Taking a step towards a major goal in heart valve prosthetics, scientists have created an adaptable heart valve replacement that can be expanded over time as the heart grows. The artificial valve safely worked in growing young lambs for a period of up to 10 weeks. Although studies with longer follow-up times are needed to further validate the design, the device could offer a superior alternative to traditional, fixed-diameter heart valve prostheses that cannot grow along with a child's heart. More than 1.35 million children worldwide are born with a congenital heart disorder each year, resulting in an annual expense of around $6 billion. Of these disorders, most that involve heart valves are treated with prosthetic replacements. But children with these valves must undergo up to five invasive open-heart surgeries to replace their valves before reaching adulthood, leaving them at risk of stroke, hospital stays and even death. To provide a more permanent solution that reduces surgical burden, Sophie Hofferberth and colleagues created a heart valve that draws inspiration from valves in human veins, which can expand and contract to handle large changes in blood flow volume. Their valve is composed of two synthetic leaflets attached to a stent and can be manually expanded with a balloon catheter to accommodate larger volumes of blood moving through the heart. When implanted into four young lambs and four adult sheep, the prosthetic valves showed good performance without impeding blood flow. In a separate test in seven other lambs, the valves remained functional for 10 weeks without causing injury or major inflammation.

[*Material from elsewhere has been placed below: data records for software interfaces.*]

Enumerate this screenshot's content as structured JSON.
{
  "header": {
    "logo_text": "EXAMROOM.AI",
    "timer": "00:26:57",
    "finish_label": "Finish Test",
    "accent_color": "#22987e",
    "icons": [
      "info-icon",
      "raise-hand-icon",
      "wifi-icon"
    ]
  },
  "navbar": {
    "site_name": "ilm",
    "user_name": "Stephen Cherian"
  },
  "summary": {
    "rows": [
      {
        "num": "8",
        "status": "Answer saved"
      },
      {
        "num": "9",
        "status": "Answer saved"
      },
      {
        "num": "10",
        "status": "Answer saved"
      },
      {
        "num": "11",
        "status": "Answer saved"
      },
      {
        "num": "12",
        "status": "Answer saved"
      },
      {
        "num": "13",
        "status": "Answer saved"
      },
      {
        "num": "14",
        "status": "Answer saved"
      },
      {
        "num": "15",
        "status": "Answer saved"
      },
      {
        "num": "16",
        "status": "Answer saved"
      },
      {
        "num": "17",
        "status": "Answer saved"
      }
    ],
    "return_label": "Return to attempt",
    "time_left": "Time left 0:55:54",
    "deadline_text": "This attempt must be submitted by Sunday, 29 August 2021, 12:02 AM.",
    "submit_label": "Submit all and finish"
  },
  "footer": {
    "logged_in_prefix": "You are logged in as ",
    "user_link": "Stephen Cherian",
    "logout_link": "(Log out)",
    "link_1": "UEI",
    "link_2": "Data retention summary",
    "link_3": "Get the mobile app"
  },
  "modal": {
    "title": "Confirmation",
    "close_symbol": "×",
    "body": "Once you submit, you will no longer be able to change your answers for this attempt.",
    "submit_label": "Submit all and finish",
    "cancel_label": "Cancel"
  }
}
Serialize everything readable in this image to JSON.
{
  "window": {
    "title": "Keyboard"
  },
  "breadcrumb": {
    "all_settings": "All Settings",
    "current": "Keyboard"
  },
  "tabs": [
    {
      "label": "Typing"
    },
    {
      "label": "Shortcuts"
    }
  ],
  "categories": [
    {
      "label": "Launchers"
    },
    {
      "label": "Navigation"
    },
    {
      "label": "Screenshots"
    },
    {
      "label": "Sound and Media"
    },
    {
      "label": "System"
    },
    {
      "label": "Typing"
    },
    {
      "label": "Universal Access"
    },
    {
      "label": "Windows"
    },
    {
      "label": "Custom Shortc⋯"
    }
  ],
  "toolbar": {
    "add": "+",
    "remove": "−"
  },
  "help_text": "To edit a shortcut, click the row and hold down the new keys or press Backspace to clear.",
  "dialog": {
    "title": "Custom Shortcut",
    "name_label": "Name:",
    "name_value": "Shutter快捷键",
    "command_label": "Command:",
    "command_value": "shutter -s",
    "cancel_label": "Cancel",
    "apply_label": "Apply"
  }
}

The scientists caution that longer-term animal studies should assess the valve's durability and effects on the heart, as well as the structural integrity of the expandable leaflet design.
Science Translational Medicine